2. When you get this response, you determine what it means to you. Since you are an individual, I believe you are self-determined and you are who you conceive yourself to be. As a coach I respect that, and it is a founding principle in my relationship with you. But we can loose sight of this with people with whom we are familiar with and in relationship. When that person lashes out at you, you may determine that it means they are being disrespectful and selfish. Maybe you are observing a pattern that has played to for years. And part of this pattern is your response to act on the meaning you have assigned. Do you engage and escalate, or do you shut down and leave?
3. What do you do to create your desired result? That is the third unconscious decision you are making in this interaction. Is your desired result peace? Or is it to be right and get the last word in? I would suggest that neither of these are optimal in this situation. Seeking peace by letting it slide may just delay an inevitable confrontation in the future. And getting the last word in is code for a big blow-up right now. Maybe your desired result should be just what you would want in that situation; understanding. Your desired result will be to let the other person know they are heard and understood. That is one of the top three core elements of satisfying relationship, to be understood by the other person.
In this article we used the example of someone unexpectedly lashing out at you. This is usually the result of them telling you, albeit rather poorly, that one or more of their needs are not being met. The other person may be feeling insignificant at the moment and your action or question triggered them. Or maybe they are feeling a lack of connection with you at the moment and they are crying out for more attention. Have you done something lately to make them feel this way? Every story has a beginning, middle and end. The lashing out in this story is not the beginning, but the middle. How did it begin? What role did you play in the beginning of this story. And more importantly how are you going to let it end?
By understanding and addressing the underlying need that is not being met will give you a clue into how to best respond. When you understand and meet the top needs of anyone, you will have bonded. And when you decide your top need and desired outcome is love and connection in your relationships, you will begin to see amazing results and feel incredible satisfaction in all of the relationships in your life.

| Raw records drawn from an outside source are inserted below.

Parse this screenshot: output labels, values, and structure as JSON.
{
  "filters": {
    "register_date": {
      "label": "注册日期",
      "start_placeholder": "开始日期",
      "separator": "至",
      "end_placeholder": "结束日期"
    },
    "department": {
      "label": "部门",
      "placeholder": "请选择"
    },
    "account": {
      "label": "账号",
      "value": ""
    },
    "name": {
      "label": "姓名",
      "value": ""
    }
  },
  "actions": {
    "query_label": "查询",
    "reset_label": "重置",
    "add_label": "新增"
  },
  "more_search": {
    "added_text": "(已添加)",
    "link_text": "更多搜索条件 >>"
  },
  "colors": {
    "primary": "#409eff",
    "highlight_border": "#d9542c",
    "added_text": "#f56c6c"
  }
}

If you are feeling stuck in a relationship with your self, or with someone else, please contact me. Let me help you look at it with a bit of a new perspective and see what we can do.